Don't know about you, but I would have felt a little guilty about that one. The Giants would have won on a blown call -- the Seth Smith double that was ruled foul in the seventh. I would have taken it, of course. Would have slapped the Oakland tears about my face like a musky cologne. Would have giggled at the thought of a three-game sweep. But I would have felt a little guilty. Like, for a few minutes. Or fewer. It probably would have passed before I finished the first paragraph.

Instead, it was a catch-yourself-in-your-own-zipper game. Surprise! The Giants would have been two back of the Dodgers before a three-game series. It was shaping up quite nicely. And for someone standing in the kitchen with their back to the TV, it was a three-game sweep. Derek Norris just got a piece of a Santiago Casilla fastball, and the ball just ticked off Buster Posey's mitt. Duane Kuiper called the strikeout, and the people with their backs to the TV could revel in a sweep for a second.

Instead, now we get to talk about Santiago Casilla. We were a millimeter away from not talking about Santiago Casilla. Now we get to talk about him. This was the third straight appearance he allowed a run -- the third appearance in three days, all against his former team. Maybe he's tired. Maybe he doesn't respond well to three games in a row. He's certainly not overworked in a general sense -- he was tied for 49th in appearances and 96th in innings pitched coming into today. But now we get to dissect his outing.

We get to use the benefit of hindsight, too.

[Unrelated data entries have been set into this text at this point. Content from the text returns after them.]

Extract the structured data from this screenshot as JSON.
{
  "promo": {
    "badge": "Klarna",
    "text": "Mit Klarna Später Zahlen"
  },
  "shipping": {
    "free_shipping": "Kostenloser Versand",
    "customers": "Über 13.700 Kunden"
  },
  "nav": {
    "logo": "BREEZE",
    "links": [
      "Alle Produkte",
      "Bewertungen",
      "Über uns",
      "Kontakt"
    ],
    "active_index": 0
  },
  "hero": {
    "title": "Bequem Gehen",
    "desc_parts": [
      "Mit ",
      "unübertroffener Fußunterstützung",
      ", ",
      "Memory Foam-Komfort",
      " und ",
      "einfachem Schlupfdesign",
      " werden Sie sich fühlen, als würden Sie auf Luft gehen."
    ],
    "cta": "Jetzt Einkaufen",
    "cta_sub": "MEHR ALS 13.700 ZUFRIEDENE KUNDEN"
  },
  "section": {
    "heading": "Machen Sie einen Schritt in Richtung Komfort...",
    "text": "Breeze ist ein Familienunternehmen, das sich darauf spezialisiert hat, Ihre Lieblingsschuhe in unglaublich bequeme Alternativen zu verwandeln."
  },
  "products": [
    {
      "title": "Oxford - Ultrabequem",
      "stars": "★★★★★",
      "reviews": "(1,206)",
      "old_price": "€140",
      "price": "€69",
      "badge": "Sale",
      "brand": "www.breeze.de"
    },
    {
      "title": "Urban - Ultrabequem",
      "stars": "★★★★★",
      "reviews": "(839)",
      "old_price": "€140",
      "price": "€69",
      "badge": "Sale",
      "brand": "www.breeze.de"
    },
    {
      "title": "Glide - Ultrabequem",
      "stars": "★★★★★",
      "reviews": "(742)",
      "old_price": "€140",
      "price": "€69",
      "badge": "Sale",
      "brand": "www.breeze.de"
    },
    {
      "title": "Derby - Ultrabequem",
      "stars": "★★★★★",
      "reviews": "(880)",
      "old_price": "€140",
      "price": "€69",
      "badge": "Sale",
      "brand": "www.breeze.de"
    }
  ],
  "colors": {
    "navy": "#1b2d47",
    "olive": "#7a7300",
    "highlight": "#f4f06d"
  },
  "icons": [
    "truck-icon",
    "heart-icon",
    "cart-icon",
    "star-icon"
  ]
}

Maybe Sergio Romo would have saved the game. He certainly couldn't have made things worse. He wasn't going to lose an extra game today. So we can poke fun at the manager's slavish devotion to the closer's role. Closers have to close! Setup men have to set up! Crossing the roles would cause all life as you know it to stop instantaneously and every molecule in your body would explode at the speed of light. Total protonic reversal. And that's bad. So closers have to close.

Silly managers. Except here's a two-point reminder for the Giants' bullpen:

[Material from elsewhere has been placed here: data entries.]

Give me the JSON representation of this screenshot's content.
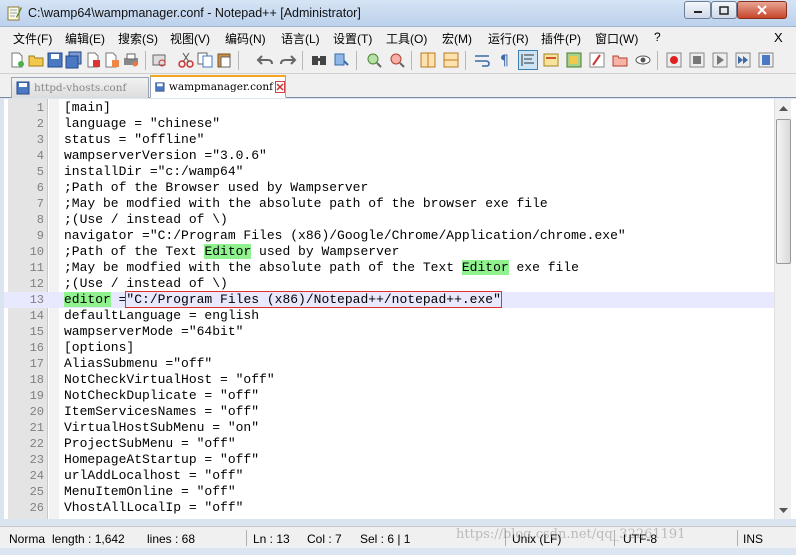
{
  "window": {
    "title": "C:\\wamp64\\wampmanager.conf - Notepad++ [Administrator]"
  },
  "menu": {
    "items": [
      "文件(F)",
      "编辑(E)",
      "搜索(S)",
      "视图(V)",
      "编码(N)",
      "语言(L)",
      "设置(T)",
      "工具(O)",
      "宏(M)",
      "运行(R)",
      "插件(P)",
      "窗口(W)",
      "?"
    ],
    "close_label": "X"
  },
  "tabs": [
    {
      "label": "httpd-vhosts.conf",
      "active": false
    },
    {
      "label": "wampmanager.conf",
      "active": true
    }
  ],
  "editor": {
    "lines": [
      {
        "n": "1",
        "text": "[main]"
      },
      {
        "n": "2",
        "text": "language = \"chinese\""
      },
      {
        "n": "3",
        "text": "status = \"offline\""
      },
      {
        "n": "4",
        "text": "wampserverVersion =\"3.0.6\""
      },
      {
        "n": "5",
        "text": "installDir =\"c:/wamp64\""
      },
      {
        "n": "6",
        "text": ";Path of the Browser used by Wampserver"
      },
      {
        "n": "7",
        "text": ";May be modfied with the absolute path of the browser exe file"
      },
      {
        "n": "8",
        "text": ";(Use / instead of \\)"
      },
      {
        "n": "9",
        "text": "navigator =\"C:/Program Files (x86)/Google/Chrome/Application/chrome.exe\""
      },
      {
        "n": "10",
        "pre": ";Path of the Text ",
        "hl": "Editor",
        "post": " used by Wampserver"
      },
      {
        "n": "11",
        "pre": ";May be modfied with the absolute path of the Text ",
        "hl": "Editor",
        "post": " exe file"
      },
      {
        "n": "12",
        "text": ";(Use / instead of \\)"
      },
      {
        "n": "13",
        "hl": "editor",
        "mid": " =",
        "boxed": "\"C:/Program Files (x86)/Notepad++/notepad++.exe\"",
        "current": true
      },
      {
        "n": "14",
        "text": "defaultLanguage = english"
      },
      {
        "n": "15",
        "text": "wampserverMode =\"64bit\""
      },
      {
        "n": "16",
        "text": "[options]"
      },
      {
        "n": "17",
        "text": "AliasSubmenu =\"off\""
      },
      {
        "n": "18",
        "text": "NotCheckVirtualHost = \"off\""
      },
      {
        "n": "19",
        "text": "NotCheckDuplicate = \"off\""
      },
      {
        "n": "20",
        "text": "ItemServicesNames = \"off\""
      },
      {
        "n": "21",
        "text": "VirtualHostSubMenu = \"on\""
      },
      {
        "n": "22",
        "text": "ProjectSubMenu = \"off\""
      },
      {
        "n": "23",
        "text": "HomepageAtStartup = \"off\""
      },
      {
        "n": "24",
        "text": "urlAddLocalhost = \"off\""
      },
      {
        "n": "25",
        "text": "MenuItemOnline = \"off\""
      },
      {
        "n": "26",
        "text": "VhostAllLocalIp = \"off\""
      }
    ]
  },
  "status": {
    "file_type": "Norma",
    "length": "length : 1,642",
    "lines": "lines : 68",
    "ln": "Ln : 13",
    "col": "Col : 7",
    "sel": "Sel : 6 | 1",
    "eol": "Unix (LF)",
    "encoding": "UTF-8",
    "mode": "INS"
  },
  "watermark": "https://blog.csdn.net/qq_32261191",
  "colors": {
    "highlight_green": "#8ff28f",
    "current_line": "#e8e8ff",
    "box_red": "#e03030",
    "tab_accent": "#f5a623"
  },
  "toolbar_icons": [
    "new-file-icon",
    "open-file-icon",
    "save-icon",
    "save-all-icon",
    "close-icon",
    "close-all-icon",
    "print-icon",
    "cut-icon",
    "copy-icon",
    "paste-icon",
    "undo-icon",
    "redo-icon",
    "find-icon",
    "replace-icon",
    "zoom-in-icon",
    "zoom-out-icon",
    "sync-vertical-icon",
    "sync-horizontal-icon",
    "word-wrap-icon",
    "show-all-chars-icon",
    "indent-guide-icon",
    "udl-icon",
    "doc-map-icon",
    "function-list-icon",
    "folder-workspace-icon",
    "monitor-icon",
    "record-macro-icon",
    "stop-macro-icon",
    "play-macro-icon",
    "run-macro-multiple-icon",
    "save-macro-icon"
  ]
}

  • Santiago Casilla has been quite good
  • When relievers pitch three days in a row, they don't automatically shrivel up and burn like a midday vampire.

So where I'll criticize Bruce Bochy for all sorts of things, I certainly wasn't cursing at the TV when Casilla came into the game. A little nervous, maybe. But I didn't think it was an egregious decision. It's not like you came back from the bathroom and found Alvin Morman or Jim Poole on the mound. Casilla's one of the good ones.

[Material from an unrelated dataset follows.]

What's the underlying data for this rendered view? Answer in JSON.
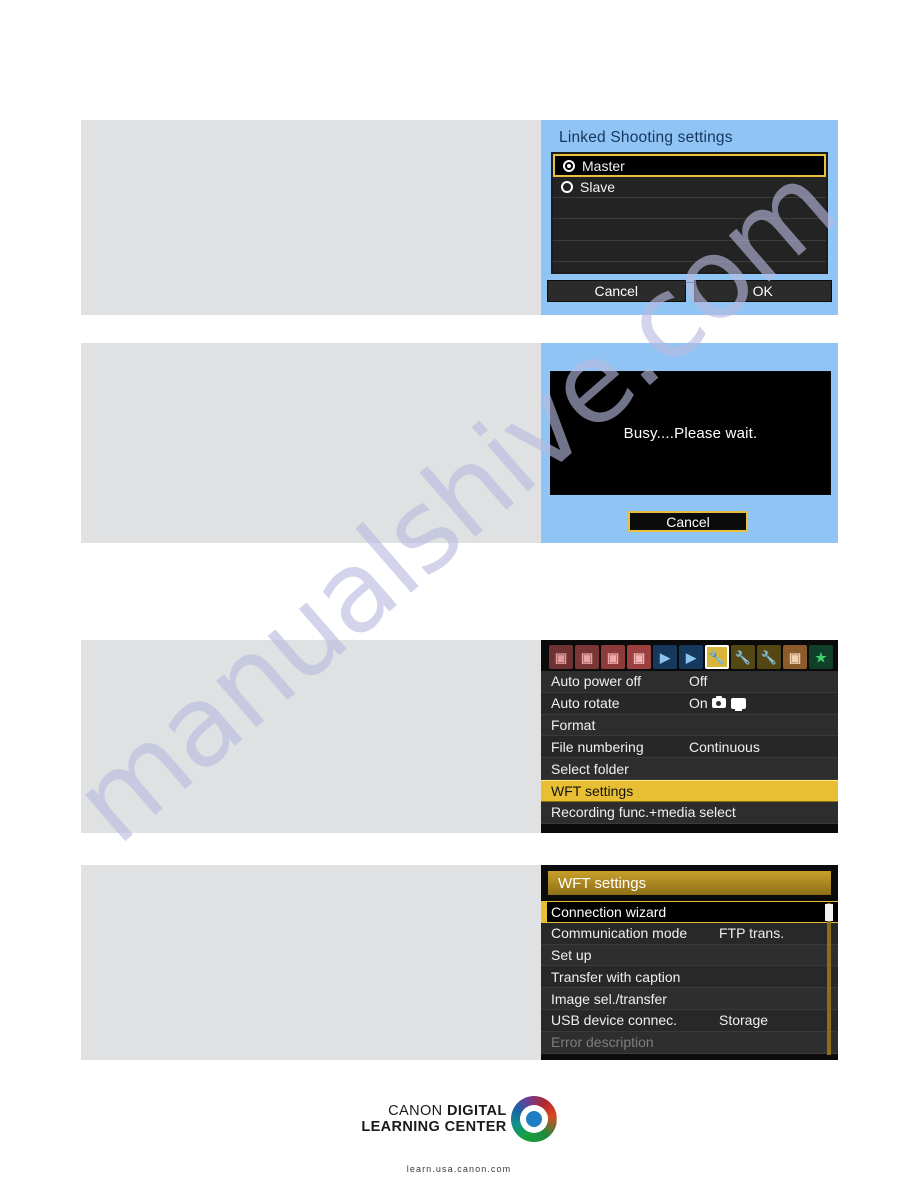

And I hope he stays the closer. His presence allows Sergio Romo to be brought in to the sticky situations that take a modicum of thought. Casilla is brought into the ninth inning when there's a three-run lead, even if the 7-8-9 hitters are due up. Brainless and automatic. Romo gets to be inserted into tricky spots when needed. I like the dynamic. The Giants backed into a good usage pattern.

But we get to talk about him now. And the talk-radio lines will burn up for the next day or so. Even though I don't think the Giants will actually trade for a Matt Capps or Brett Myers this summer, this kind of game doesn't exactly move the Giants away from the possibility. All told, it was a pretty lousy day. Had to use the AK, even if only to open several bottles of beer. Mama cooked a breakfast with snouts dunked in bacon grease.

I had all sorts of other thoughts to jot down, but my cat just brought in a mouse, and now my entire house is going bananas. Seriously. My three-year-old is screaming and running around, and my wife is just about to do the stereotypical '50s thing and stand on a chair. The cat has the mouse cornered, and he's just batting the crap out of him. My calm, peaceful domicile just gave up a walk-off home run to insanity. I suppose I should take care of it. I think I'd rather write about this game, but here goes.

Wish me luck.